As we waited for our passports, a woman, dressed like a gestapo officer, marched up and down the room, shouting orders. Though I was terrified, my mother found this very funny. Years later I understand that it was her thirst for travel and the world, and her sense of humor, that enabled her to laugh at this moment. She had decided that we were going on the grand tour of Europe. Me and my mother along with her friend, Marion Moses and her daughter Linda. Linda and I were reluctant travelers.

I had other things I wanted to do that summer and Linda was in love with George and all she did was write him letters and wait for his at each hotel. But, the point of all of this is to say that I spoke French in France. I was fifteen years old and found myself negotiating taxis and tables in restaurants. One doorman referred to me as Miss America. But I greeted him with proper bonjours, and, as we were leaving, au revoir.

I didn't think much about my love or proficiency in language until my senior year in high school when we were giving numerous aptitude tests in math, English, and languages. The language exam we took was in Kurdish. I never was sure why it was in Kurdish but I think it was not a single word in Kurdish seems to correspond to a similar word in English. At any rate we were given a sheet of Kurdish grammar and vocabulary and given a time to study it. Then we took the exam. I didn't do particularly well in the other aptitude tests, but my language scores were off the charts and my guidance teacher, who until that moment had dismayed at my ever doing anything useful with my life told me to go to school and become an interpreter (something I did consider briefly before I went into comparative literature). She also wanted to have me retested because apparently people who do well in languages should also do well in music and math and math I can definitely say was not a strong point on my SATs.

I seem to be rambling, babeling away here, something I've tried not to do in this blog before, but the fact is that I have over the years studied many languages (At Columbia I took romance philology with poor Mr. Ferguson who was a kind of genius in the dipthonization in Sardo Logudorese and other esoteric romance languages and dialects) and I have traveled to many places.

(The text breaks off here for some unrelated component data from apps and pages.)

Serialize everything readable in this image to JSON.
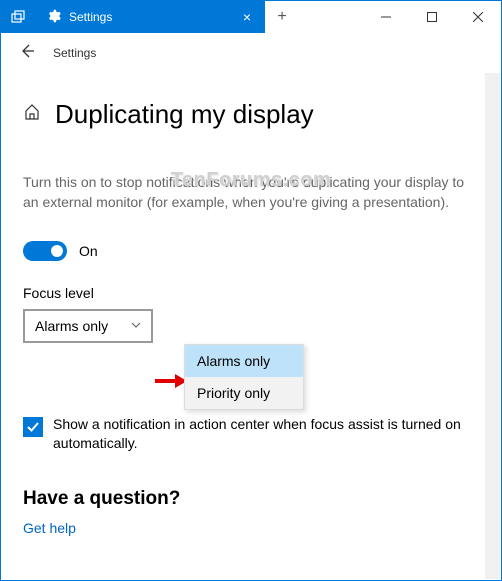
{
  "titlebar": {
    "tab_label": "Settings",
    "new_tab": "+"
  },
  "subheader": {
    "title": "Settings"
  },
  "page": {
    "title": "Duplicating my display",
    "description": "Turn this on to stop notifications when you're duplicating your display to an external monitor (for example, when you're giving a presentation)."
  },
  "toggle": {
    "label": "On"
  },
  "focus": {
    "label": "Focus level",
    "selected": "Alarms only",
    "options": [
      "Alarms only",
      "Priority only"
    ]
  },
  "checkbox": {
    "label": "Show a notification in action center when focus assist is turned on automatically."
  },
  "question": {
    "heading": "Have a question?",
    "link": "Get help"
  },
  "watermark": "TenForums.com"
}
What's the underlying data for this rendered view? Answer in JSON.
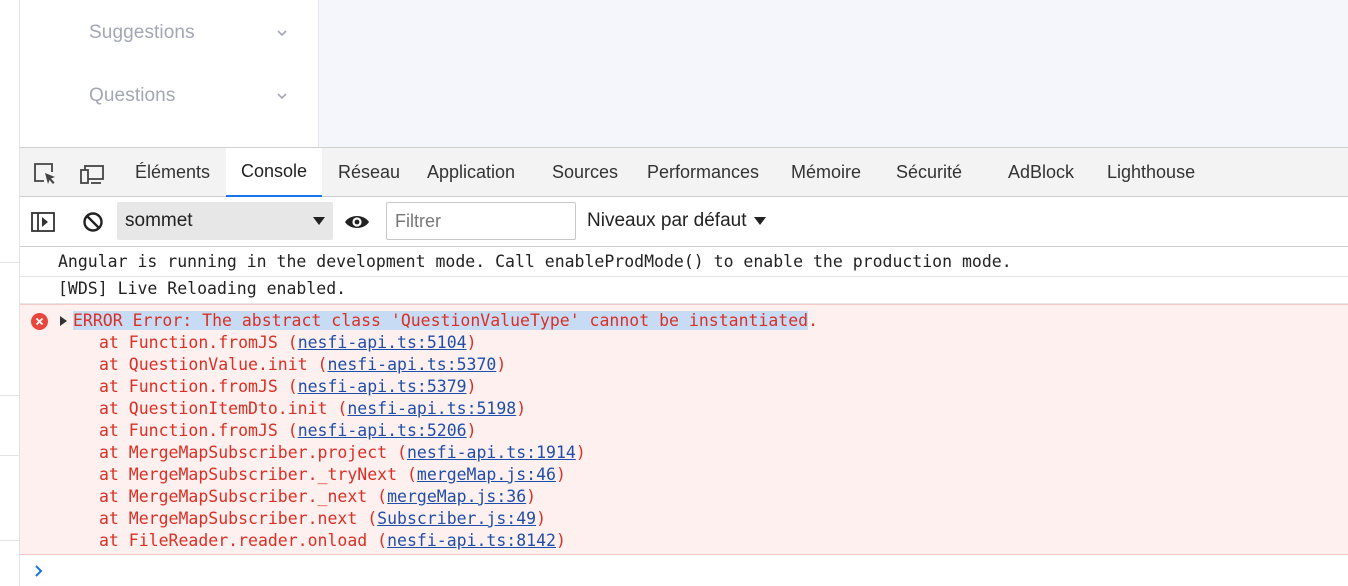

When people ask me where I learned Spanish, I tell them the truth. I learned on the streets. In the marketplaces and chatting with kids and neighbors. Same more or less with Italian. I think the real secret of learning a language is not to be afraid of making mistakes. I know my tenses are wrong and I probably get the masculine/feminine wrong all the time, but, unless I say something outrageous, I don't really care.

Last year an Italian friend was coming to stay with us, but she was going to be late. She sent me an email whose headline was DELAYED BY FROG. After I recovered from picturing a giant reptile in the middle of the Fiumacino runway, I knew that she had made a language error. But she was a good sport and we laughed about it over some very good red wine. And her English is very very good! I rest my case.

On feeling lost...

An Italian friend writes..."My father used to bring me around town when I was a kid, with his bike he used to bring me to new places that, even if they were close to home, seemed to be so far away that I always felt scared and wanted to go back home. But he kept going, he never brought me home when I asked him to, and right now, at the age of 27, I think this way of forcing me to see beyond my limits helped me and taught me not to be scared of new places."

I liked this and thought I'd share it.